  3. c) Screen Height = Distance to Furthest Viewer / 4

Let’s walk through a real example of how this works.

Your conference space is 28ft long and 15ft wide.

Your answer to question 1 is B, you’ll be displaying detailed content on the display. Your answer to question 2 is that the furthest potential viewer will be sitting 24ft away from the screen.

Your answer to question 3 is the wall for the display is 15ft wide and 9ft high. Your answer to question 4 is that auxiliary displays will not be needed in this particular room.

Based on the formula shown above, we’ll simply divide 24ft (the distance of the furthest viewer) by 6 which equals 4ft. This is the minimum recommended height of the screen for this room based on the distance to the furthest viewer and the type of content to typically be viewed. For reference, a 4ft high display is roughly 90” diagonal. In this example, there is plenty of wall space to install the 90” display at a reasonable viewing height, but you may be thinking “wow, that seems like a really large display for that size of space”. Well, if the answer to question 1 is a) basic content, then you would divide by 8 and a 3ft high screen would be recommended which is roughly a 70” diagonal display.

As you can see, the size calculation is not only dependent on the distance of viewers, but highly dependent on the content you generally view. I like to use the following example as people like to reference the size of the TV in their living room at home in reference to what should go into their conference room. While sitting 15-20ft away from a 50” TV at home and watching a movie is fine, but put a spreadsheet with 10-12 point font on that same 50” display and try to read it from your couch. You’ll find it a very difficult task.  Now imagine sitting there for a 2 hour meeting while trying to read it. This is why we calculate differently in the commercial environment than we would in a residential viewing environment.

Let’s try another example situation.

         Your training room is 54ft long X 25ft wide with a 10ft ceiling height

         Your answer to question 1: c) fine detailed content

         Your answer to question 2: 48ft to the furthest potential viewer

         Your answer to question 3: 25ft wide x 10ft high

         Your answer to question 4: not an option in this space due to structure and windows.

Divide 48ft by 4 which equals 12ft. As you’ve probably noticed, the calculation recommends a 12ft high display, however, the ceiling is only 10ft high. This is where we see that not everything is so cut and dry. While some businesses may have the ability to remodel the space to accommodate the recommended display size, most do not, and a conversation with the customer is necessary to set expectations. We would then have to compromise and design the largest display we can accommodate in the available space with the realization that viewing will be difficult from the back of the room. While it’s not always a perfect science, a general understanding of the requirements will go a long way in making sure you have what you need, based on your specific situation.

One important note: if you are planning to use a 4K UHD 3840×2160 display with a 4K content source (or other uncommon resolution), modifications to the calculations to adjust for the increased resolution may be necessary.  In regards to video walls and large format LED display systems where manufactures refer to pixel pitch, there is a completely different calculation which uses the distance to the closest viewer.
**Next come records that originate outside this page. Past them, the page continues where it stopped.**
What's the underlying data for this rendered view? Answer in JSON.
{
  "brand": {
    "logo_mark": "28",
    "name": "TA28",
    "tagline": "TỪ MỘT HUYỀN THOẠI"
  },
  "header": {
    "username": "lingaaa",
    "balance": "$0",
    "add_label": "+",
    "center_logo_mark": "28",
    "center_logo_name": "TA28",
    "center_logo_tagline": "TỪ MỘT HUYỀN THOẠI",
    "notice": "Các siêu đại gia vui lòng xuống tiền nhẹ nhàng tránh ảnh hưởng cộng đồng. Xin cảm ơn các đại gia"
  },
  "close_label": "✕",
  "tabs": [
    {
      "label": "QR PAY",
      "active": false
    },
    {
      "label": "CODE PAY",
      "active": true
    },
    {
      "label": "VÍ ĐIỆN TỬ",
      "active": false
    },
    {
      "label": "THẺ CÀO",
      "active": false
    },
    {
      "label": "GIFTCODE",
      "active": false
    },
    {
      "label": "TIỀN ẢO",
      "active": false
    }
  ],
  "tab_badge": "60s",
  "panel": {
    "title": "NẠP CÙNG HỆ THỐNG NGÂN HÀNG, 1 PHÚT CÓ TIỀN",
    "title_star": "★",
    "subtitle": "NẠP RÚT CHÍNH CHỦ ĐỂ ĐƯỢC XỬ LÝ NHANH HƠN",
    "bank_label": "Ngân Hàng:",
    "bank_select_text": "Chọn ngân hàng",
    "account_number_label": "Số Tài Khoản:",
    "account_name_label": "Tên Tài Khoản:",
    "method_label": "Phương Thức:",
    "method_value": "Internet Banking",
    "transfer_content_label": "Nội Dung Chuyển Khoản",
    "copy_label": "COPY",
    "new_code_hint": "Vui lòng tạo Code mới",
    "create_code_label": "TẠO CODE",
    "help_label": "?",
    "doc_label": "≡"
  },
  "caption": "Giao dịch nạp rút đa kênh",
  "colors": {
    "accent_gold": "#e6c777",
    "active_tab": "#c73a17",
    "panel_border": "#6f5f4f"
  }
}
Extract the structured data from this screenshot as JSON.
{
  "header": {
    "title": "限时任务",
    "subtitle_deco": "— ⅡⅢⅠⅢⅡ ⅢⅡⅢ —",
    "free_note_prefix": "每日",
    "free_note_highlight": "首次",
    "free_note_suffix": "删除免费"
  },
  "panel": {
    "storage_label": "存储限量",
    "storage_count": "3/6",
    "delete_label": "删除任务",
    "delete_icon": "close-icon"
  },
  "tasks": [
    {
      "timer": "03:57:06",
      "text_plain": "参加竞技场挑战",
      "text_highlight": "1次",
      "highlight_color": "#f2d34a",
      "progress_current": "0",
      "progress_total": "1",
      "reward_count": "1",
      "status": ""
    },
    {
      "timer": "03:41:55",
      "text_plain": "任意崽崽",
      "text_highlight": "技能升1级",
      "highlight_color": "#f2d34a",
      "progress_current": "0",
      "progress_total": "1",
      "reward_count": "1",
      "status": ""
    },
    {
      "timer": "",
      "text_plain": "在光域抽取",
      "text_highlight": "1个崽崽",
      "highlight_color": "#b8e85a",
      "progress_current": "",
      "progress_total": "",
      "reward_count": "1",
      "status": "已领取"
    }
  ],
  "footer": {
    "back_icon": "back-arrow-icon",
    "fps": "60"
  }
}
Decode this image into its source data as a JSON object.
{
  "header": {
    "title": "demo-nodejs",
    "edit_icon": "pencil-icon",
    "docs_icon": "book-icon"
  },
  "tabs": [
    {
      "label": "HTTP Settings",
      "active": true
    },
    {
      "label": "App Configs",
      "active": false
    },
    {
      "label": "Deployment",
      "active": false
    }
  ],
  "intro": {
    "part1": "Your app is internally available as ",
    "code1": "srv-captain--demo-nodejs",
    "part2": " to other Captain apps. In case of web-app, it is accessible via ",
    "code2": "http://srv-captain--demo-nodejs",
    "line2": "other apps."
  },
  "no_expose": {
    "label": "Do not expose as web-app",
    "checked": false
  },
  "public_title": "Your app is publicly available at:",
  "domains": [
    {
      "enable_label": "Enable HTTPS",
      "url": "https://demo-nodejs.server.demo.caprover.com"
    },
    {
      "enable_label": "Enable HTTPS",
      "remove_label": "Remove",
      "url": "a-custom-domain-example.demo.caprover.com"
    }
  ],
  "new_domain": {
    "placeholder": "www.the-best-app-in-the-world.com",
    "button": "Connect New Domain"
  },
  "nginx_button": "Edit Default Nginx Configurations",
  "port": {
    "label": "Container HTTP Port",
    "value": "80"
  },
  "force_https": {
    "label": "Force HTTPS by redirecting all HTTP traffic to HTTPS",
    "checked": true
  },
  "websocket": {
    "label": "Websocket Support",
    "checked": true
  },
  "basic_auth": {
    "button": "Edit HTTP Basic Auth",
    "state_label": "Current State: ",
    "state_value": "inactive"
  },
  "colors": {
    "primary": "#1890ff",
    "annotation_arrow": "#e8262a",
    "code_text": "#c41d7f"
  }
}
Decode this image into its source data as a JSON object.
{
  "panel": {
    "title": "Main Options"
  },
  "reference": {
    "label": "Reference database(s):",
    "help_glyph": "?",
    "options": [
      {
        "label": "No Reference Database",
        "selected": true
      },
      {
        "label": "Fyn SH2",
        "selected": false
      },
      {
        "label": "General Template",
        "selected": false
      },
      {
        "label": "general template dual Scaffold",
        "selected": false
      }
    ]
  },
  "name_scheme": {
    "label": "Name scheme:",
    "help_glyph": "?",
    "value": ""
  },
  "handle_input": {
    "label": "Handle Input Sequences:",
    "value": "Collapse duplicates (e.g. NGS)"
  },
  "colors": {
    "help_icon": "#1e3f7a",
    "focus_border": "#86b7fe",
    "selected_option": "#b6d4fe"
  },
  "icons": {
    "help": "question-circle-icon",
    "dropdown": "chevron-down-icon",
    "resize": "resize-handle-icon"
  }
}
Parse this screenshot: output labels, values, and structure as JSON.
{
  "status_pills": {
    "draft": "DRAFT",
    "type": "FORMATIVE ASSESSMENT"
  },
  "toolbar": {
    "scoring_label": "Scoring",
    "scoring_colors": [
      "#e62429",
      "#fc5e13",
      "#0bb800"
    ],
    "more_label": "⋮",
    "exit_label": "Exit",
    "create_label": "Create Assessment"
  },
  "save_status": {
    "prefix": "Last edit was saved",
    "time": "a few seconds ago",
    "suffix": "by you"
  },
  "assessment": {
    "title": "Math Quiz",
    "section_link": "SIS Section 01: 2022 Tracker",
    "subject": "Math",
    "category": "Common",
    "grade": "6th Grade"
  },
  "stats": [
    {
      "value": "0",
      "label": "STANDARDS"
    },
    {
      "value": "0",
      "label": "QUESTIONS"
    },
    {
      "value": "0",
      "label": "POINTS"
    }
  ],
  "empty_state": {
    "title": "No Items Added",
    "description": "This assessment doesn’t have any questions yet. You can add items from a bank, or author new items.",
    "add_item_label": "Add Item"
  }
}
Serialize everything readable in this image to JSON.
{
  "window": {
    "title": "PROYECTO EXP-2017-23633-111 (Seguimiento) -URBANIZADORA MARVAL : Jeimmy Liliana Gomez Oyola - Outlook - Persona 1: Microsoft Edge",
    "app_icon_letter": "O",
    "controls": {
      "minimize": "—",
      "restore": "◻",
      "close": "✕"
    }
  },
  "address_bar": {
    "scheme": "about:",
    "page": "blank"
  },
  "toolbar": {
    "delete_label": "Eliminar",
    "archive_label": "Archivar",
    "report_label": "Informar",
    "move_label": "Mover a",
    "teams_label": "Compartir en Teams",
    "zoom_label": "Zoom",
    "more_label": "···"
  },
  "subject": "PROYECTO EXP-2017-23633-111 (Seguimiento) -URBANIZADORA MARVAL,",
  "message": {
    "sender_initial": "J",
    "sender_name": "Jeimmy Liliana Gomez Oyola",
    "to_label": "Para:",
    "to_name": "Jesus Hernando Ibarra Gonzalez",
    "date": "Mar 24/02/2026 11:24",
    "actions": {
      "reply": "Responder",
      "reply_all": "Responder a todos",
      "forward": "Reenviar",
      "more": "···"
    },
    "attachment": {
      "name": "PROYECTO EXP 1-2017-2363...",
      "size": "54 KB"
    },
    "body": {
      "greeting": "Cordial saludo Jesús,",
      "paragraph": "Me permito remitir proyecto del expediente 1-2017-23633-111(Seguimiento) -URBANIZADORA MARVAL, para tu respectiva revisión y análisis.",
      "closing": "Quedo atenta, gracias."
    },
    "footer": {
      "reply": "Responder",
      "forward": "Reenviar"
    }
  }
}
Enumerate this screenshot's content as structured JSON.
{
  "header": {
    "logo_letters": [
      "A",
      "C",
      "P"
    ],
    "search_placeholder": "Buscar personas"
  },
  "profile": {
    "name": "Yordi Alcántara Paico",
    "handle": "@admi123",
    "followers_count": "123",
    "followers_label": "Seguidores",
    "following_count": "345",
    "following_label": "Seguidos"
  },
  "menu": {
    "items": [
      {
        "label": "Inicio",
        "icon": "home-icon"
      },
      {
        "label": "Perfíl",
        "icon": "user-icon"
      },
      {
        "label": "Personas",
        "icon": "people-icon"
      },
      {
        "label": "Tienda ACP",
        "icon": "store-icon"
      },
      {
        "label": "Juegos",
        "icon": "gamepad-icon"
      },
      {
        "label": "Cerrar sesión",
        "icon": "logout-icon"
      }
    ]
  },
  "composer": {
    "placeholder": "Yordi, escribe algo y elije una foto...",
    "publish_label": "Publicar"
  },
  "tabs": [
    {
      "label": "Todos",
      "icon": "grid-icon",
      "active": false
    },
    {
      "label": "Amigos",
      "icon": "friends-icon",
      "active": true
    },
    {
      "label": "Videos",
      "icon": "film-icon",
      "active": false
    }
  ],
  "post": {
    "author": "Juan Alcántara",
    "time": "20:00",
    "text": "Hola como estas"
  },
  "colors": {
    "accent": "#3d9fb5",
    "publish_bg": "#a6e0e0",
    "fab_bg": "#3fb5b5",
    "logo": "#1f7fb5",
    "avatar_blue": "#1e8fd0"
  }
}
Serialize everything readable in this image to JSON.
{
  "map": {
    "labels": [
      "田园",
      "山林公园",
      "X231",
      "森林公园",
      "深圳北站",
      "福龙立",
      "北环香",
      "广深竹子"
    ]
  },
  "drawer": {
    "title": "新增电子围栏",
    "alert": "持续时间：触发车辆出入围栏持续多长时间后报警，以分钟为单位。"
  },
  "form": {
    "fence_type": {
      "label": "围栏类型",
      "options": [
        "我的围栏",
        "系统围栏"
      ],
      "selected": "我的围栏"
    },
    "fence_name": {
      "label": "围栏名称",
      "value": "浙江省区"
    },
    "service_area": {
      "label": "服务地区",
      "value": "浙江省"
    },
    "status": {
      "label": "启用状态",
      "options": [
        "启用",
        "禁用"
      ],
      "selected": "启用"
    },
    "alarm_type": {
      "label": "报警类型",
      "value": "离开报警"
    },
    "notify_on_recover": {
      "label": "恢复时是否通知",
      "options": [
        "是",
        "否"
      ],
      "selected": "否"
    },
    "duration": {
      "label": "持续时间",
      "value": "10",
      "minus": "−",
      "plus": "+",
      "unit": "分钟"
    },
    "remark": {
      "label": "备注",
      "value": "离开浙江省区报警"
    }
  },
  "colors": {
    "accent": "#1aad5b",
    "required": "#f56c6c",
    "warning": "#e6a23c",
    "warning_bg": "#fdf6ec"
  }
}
To wrap things up, if you’ve done any searching at all on the internet, you’ve probably noticed there are many different display size calculators, nearly all of which ask for slightly different information and vary somewhat in size recommendation. From my experience, most do not take into account the content type that would typically be viewed, so I encourage you to keep this in mind when making a decision on a display size. If you have stadium type seating, large windows, low/high ceilings or other unique applications, I highly recommend you contact a professional for assistance as other considerations may factor into the decision, but these simple questions and calculations will guide you to the appropriate display size in most typical conference, meeting and training room spaces.